In an effort to curb puppy and kitty mills, the Toronto city council approved a new resolution that restricts the kinds of pets shops can sell. Now, pet shops will only be allowed to sell dogs and cats that come from a shelter, a Humane Society or a registered rescue group.

The National Post reports on the reaction of one of the people behind the law:

“I think we’re the second major municipality in Canada to do this, so that from coast to coast, we’re going to protect dogs across this country,” said a jubilant Councillor Glenn De Baeremaeker, who had championed the partial ban.
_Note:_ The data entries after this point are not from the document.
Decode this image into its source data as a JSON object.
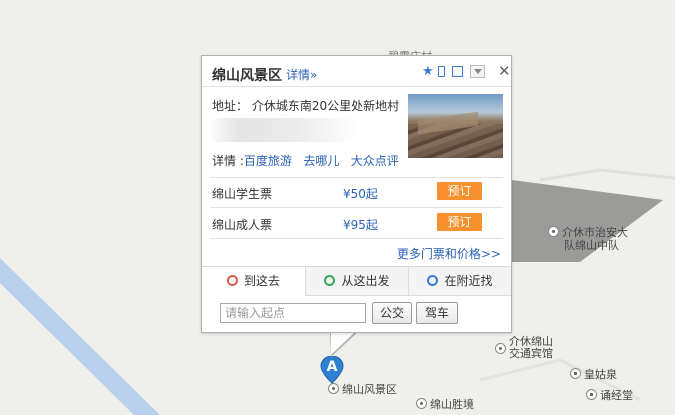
{
  "map": {
    "colors": {
      "land": "#efefeb",
      "river": "#b9d0ec",
      "shadow": "#8c8c8c"
    },
    "top_label": "碧露庄村",
    "pois": [
      {
        "name": "介休市治安大队绵山中队",
        "line1": "介休市治安大",
        "line2": "队绵山中队",
        "icon": "poi-icon"
      },
      {
        "name": "介休绵山交通宾馆",
        "line1": "介休绵山",
        "line2": "交通宾馆",
        "icon": "hotel-icon"
      },
      {
        "name": "皇姑泉",
        "icon": "house-icon"
      },
      {
        "name": "诵经堂",
        "icon": "house-icon"
      },
      {
        "name": "绵山风景区",
        "icon": "scenic-icon"
      },
      {
        "name": "绵山胜境",
        "icon": "scenic-icon"
      }
    ],
    "marker": {
      "label": "A",
      "color": "#2f80d1"
    }
  },
  "popup": {
    "title": "绵山风景区",
    "detail_link": "详情»",
    "icons": [
      "star-icon",
      "phone-icon",
      "edit-icon",
      "dropdown-icon",
      "close-icon"
    ],
    "close_glyph": "✕",
    "address": "地址：  介休城东南20公里处新地村",
    "details_label": "详情 :",
    "detail_links": [
      "百度旅游",
      "去哪儿",
      "大众点评"
    ],
    "tickets": [
      {
        "name": "绵山学生票",
        "price": "¥50起",
        "action": "预订"
      },
      {
        "name": "绵山成人票",
        "price": "¥95起",
        "action": "预订"
      }
    ],
    "more_tickets": "更多门票和价格>>",
    "tabs": [
      {
        "label": "到这去",
        "icon_color": "#e05a4f",
        "active": true
      },
      {
        "label": "从这出发",
        "icon_color": "#3aa858",
        "active": false
      },
      {
        "label": "在附近找",
        "icon_color": "#3b7ad8",
        "active": false
      }
    ],
    "start_placeholder": "请输入起点",
    "start_value": "",
    "buttons": {
      "bus": "公交",
      "drive": "驾车"
    }
  }
}
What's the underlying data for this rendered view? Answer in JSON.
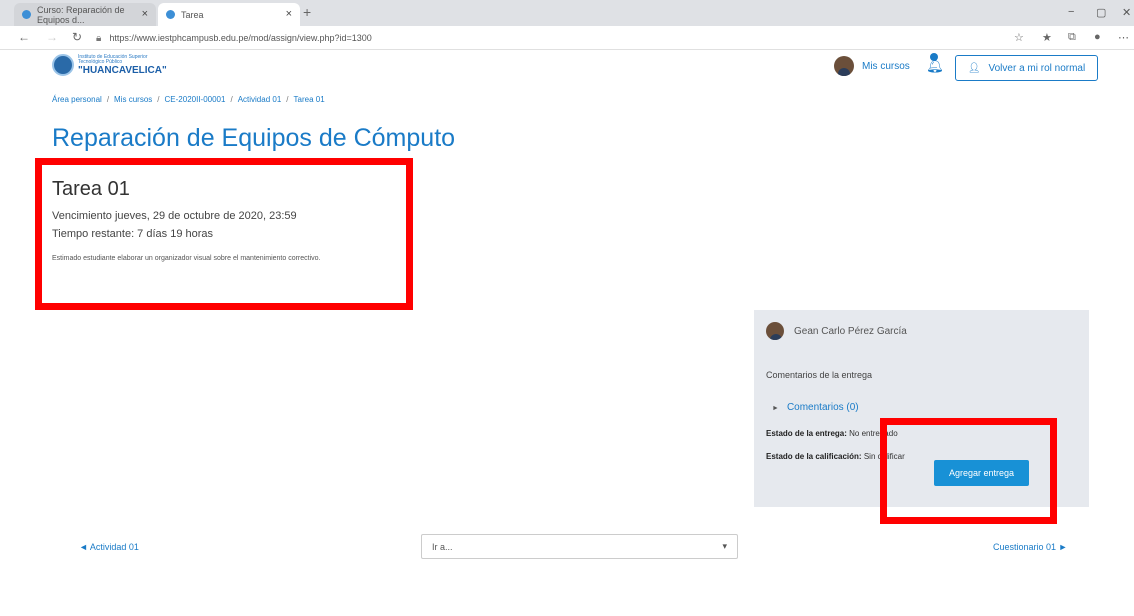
{
  "browser": {
    "tabs": [
      {
        "title": "Curso: Reparación de Equipos d..."
      },
      {
        "title": "Tarea"
      }
    ],
    "tab_close": "×",
    "new_tab": "+",
    "url": "https://www.iestphcampusb.edu.pe/mod/assign/view.php?id=1300",
    "window_controls": [
      "−",
      "▢",
      "✕"
    ]
  },
  "header": {
    "logo_line1": "Instituto de Educación Superior",
    "logo_line2": "Tecnológico Público",
    "logo_name": "\"HUANCAVELICA\"",
    "my_courses": "Mis cursos",
    "role_button": "Volver a mi rol normal"
  },
  "breadcrumb": [
    "Área personal",
    "Mis cursos",
    "CE-2020II-00001",
    "Actividad 01",
    "Tarea 01"
  ],
  "course_title": "Reparación de Equipos de Cómputo",
  "assignment": {
    "name": "Tarea 01",
    "due": "Vencimiento jueves, 29 de octubre de 2020, 23:59",
    "remaining": "Tiempo restante: 7 días 19 horas",
    "intro": "Estimado estudiante elaborar un organizador visual sobre el mantenimiento correctivo."
  },
  "submission": {
    "student": "Gean Carlo Pérez García",
    "comments_heading": "Comentarios de la entrega",
    "comments_link": "Comentarios (0)",
    "status_label": "Estado de la entrega:",
    "status_value": "No entregado",
    "grade_label": "Estado de la calificación:",
    "grade_value": "Sin calificar",
    "add_button": "Agregar entrega"
  },
  "footer_nav": {
    "prev": "◄ Actividad 01",
    "jump_placeholder": "Ir a...",
    "next": "Cuestionario 01 ►"
  }
}
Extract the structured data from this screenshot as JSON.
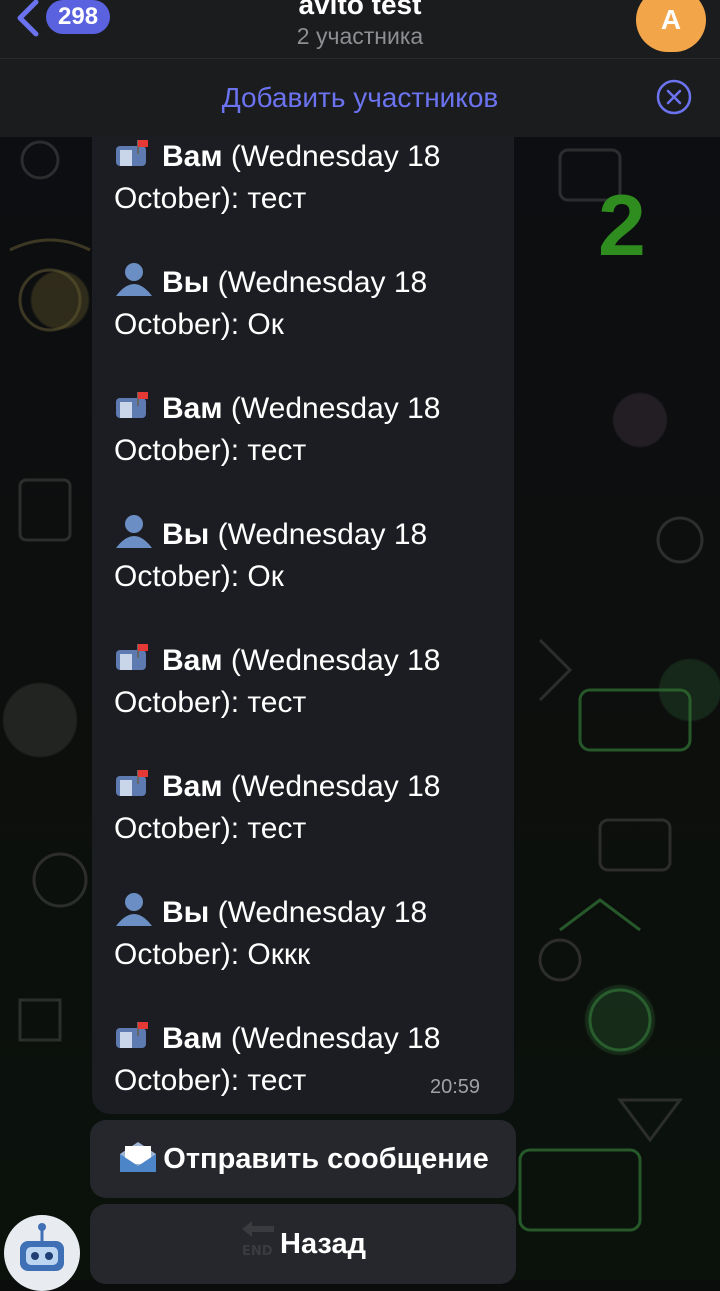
{
  "header": {
    "back_count": "298",
    "title": "avito test",
    "subtitle": "2 участника",
    "avatar_letter": "A",
    "add_members_label": "Добавить участников"
  },
  "annotation": {
    "number": "2",
    "color": "#2f8c1f"
  },
  "messages": [
    {
      "icon": "mailbox-icon",
      "sender": "Вам",
      "date": "(Wednesday 18 October)",
      "text": ": тест"
    },
    {
      "icon": "user-silhouette-icon",
      "sender": "Вы",
      "date": "(Wednesday 18 October)",
      "text": ": Ок"
    },
    {
      "icon": "mailbox-icon",
      "sender": "Вам",
      "date": "(Wednesday 18 October)",
      "text": ": тест"
    },
    {
      "icon": "user-silhouette-icon",
      "sender": "Вы",
      "date": "(Wednesday 18 October)",
      "text": ": Ок"
    },
    {
      "icon": "mailbox-icon",
      "sender": "Вам",
      "date": "(Wednesday 18 October)",
      "text": ": тест"
    },
    {
      "icon": "mailbox-icon",
      "sender": "Вам",
      "date": "(Wednesday 18 October)",
      "text": ": тест"
    },
    {
      "icon": "user-silhouette-icon",
      "sender": "Вы",
      "date": "(Wednesday 18 October)",
      "text": ": Оккк"
    },
    {
      "icon": "mailbox-icon",
      "sender": "Вам",
      "date": "(Wednesday 18 October)",
      "text": ": тест"
    }
  ],
  "message_time": "20:59",
  "keyboard": {
    "send_label": "Отправить сообщение",
    "back_label": "Назад",
    "end_text": "END"
  },
  "colors": {
    "accent": "#6b73f0",
    "badge": "#5a62e0",
    "avatar": "#f3a54a"
  }
}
“For all intents and purposes we’ve shut the taps to the puppy mills at retail locations in Toronto. We won’t eliminate them because people will still sell at Kajiji and there is other ways to sell puppy mill dogs, so those evil people will continue but there’s a lot less demand for their product,” said Mr. De Baeremaeker. “Eventually, hopefully, there won’t be any puppy mills at all.”

Dan Karpenchuk reports for NPR’s Newscast that the ban comes after news of a massive puppy mill bust in Quebec. Karpenchuk filed this report:

More than 500 dogs were taken from the mill by authorities in what could represent the largest case of animal cruelty in Quebec’s history. The animals are now in the care of Humane Society. Many of them are suffering from skin and respiratory problems. A representative of the society says the operation involved some of the worst conditions she’s ever seen.

It’s just the kind of tragedy that prompted the action by Toronto’s city council. Many animal rights activists hope the action by the country’s largest city will furhter the movement to ban or restrict pets being sold in shops across Canada.

Copyright 2011 National Public Radio. To see more, visit http://www.npr.org/.